And then that post-credits shot of Rigsy tagging the abandoned TARDIS. There’s not enough heartbreak in the world for that.
- Maisie Williams is excellent again as Ashildr, though she isn’t given quite as much an opportunity to shine as she got in “The Woman Who Lived.” Although the Doctor’s warning to her provides an easy out for her to not appear again, I do hope she comes back at least once more, as that still feels like seriously unfinished business. Honestly, I could see her being a very natural part of Peter Capaldi’s regeneration story, though here’s hoping that’s not for a good little while yet.
- It feels like pretty genuinely awful timing for “Face The Raven” to be about a refugee camp, given how refugees have become such a politically charged topic in the last couple weeks. But since this story doesn’t draw any of the kind of allegorical parallels that the Zygon two-parter did, I’m going to go ahead and call that a coincidence and move on.
- I’m curious to see how much the next two episodes shift our understanding of this story.

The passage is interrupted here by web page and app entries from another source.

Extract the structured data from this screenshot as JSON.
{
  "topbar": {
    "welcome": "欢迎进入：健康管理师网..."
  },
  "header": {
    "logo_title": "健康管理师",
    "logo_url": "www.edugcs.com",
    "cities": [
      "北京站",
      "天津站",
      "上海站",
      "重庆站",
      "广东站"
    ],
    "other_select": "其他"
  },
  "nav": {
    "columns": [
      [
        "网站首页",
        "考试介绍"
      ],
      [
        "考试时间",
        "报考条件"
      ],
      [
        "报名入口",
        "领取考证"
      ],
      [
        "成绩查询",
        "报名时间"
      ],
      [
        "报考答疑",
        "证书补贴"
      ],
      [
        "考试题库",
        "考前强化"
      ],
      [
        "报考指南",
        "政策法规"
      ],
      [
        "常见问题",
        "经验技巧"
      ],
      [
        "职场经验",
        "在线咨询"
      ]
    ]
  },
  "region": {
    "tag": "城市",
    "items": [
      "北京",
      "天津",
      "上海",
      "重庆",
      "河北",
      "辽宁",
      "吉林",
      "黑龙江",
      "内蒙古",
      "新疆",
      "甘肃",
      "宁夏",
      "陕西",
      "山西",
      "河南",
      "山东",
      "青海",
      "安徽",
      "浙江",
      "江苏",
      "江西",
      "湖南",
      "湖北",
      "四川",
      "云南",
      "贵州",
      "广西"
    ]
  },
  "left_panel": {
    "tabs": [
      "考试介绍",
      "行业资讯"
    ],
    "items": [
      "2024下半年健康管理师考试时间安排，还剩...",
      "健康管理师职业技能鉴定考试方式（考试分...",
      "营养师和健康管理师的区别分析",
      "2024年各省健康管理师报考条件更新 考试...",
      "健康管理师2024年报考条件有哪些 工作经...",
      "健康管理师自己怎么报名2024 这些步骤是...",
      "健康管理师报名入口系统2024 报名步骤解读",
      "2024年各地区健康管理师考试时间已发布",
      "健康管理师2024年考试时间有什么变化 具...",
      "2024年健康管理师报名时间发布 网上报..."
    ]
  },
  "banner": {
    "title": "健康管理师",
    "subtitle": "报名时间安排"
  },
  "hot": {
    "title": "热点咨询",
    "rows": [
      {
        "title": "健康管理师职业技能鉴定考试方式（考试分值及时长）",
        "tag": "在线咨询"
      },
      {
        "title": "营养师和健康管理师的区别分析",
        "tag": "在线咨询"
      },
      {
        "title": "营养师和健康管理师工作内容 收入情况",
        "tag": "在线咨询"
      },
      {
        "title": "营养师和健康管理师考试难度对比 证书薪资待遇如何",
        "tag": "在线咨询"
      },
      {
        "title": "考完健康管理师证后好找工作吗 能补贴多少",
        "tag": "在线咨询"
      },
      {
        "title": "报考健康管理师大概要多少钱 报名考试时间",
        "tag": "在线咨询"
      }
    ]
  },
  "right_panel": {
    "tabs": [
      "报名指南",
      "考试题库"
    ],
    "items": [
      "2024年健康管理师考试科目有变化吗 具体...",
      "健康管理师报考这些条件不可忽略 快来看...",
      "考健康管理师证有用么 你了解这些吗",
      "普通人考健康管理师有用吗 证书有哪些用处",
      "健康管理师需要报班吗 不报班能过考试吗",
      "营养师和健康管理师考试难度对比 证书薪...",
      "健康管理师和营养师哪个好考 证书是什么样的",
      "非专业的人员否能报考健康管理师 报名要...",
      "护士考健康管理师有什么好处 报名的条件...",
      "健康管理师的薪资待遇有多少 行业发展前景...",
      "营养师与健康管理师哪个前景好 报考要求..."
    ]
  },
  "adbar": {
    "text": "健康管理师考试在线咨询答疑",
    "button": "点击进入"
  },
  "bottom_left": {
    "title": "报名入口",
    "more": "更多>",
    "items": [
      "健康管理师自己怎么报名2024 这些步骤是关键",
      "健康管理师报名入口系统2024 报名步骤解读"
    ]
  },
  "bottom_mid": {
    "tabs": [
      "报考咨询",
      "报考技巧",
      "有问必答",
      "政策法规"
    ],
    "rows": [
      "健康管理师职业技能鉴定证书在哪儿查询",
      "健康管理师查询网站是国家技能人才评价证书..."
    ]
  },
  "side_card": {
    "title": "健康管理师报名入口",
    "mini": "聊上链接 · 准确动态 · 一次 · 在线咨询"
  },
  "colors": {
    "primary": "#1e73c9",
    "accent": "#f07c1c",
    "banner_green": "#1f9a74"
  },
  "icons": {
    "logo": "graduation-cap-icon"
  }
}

As much as the “To Be Continued” at the end links it with what comes next, this does feel pretty self-contained, much like “Utopia.” Though I’m hoping the next two episodes aren’t like “The Sound Of Drums”/“Last Of The Time Lords,” because … well, I probably don’t need to explain that one.